> Work item
Print every line exactly as it appears in the material below.

> Raw data
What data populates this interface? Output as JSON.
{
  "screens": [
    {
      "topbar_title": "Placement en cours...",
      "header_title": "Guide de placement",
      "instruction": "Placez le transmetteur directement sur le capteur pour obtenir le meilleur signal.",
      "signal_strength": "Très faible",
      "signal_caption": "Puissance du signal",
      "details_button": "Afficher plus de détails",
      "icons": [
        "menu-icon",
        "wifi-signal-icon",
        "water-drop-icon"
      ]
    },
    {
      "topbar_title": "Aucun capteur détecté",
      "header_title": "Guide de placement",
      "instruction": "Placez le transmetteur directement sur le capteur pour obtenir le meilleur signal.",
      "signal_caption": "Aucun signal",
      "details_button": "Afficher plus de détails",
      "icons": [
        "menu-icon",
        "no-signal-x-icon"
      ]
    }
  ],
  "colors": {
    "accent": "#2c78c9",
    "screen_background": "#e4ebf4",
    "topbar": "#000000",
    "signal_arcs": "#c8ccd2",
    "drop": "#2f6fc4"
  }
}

> Answer below
What data populates this interface? Output as JSON.
{
  "screens": [
    {
      "topbar_title": "Placement en cours...",
      "header_title": "Guide de placement",
      "instruction": "Placez le transmetteur directement sur le capteur pour obtenir le meilleur signal.",
      "signal_strength": "Très faible",
      "signal_caption": "Puissance du signal",
      "details_button": "Afficher plus de détails",
      "icons": [
        "menu-icon",
        "wifi-signal-icon",
        "water-drop-icon"
      ]
    },
    {
      "topbar_title": "Aucun capteur détecté",
      "header_title": "Guide de placement",
      "instruction": "Placez le transmetteur directement sur le capteur pour obtenir le meilleur signal.",
      "signal_caption": "Aucun signal",
      "details_button": "Afficher plus de détails",
      "icons": [
        "menu-icon",
        "no-signal-x-icon"
      ]
    }
  ],
  "colors": {
    "accent": "#2c78c9",
    "screen_background": "#e4ebf4",
    "topbar": "#000000",
    "signal_arcs": "#c8ccd2",
    "drop": "#2f6fc4"
  }
}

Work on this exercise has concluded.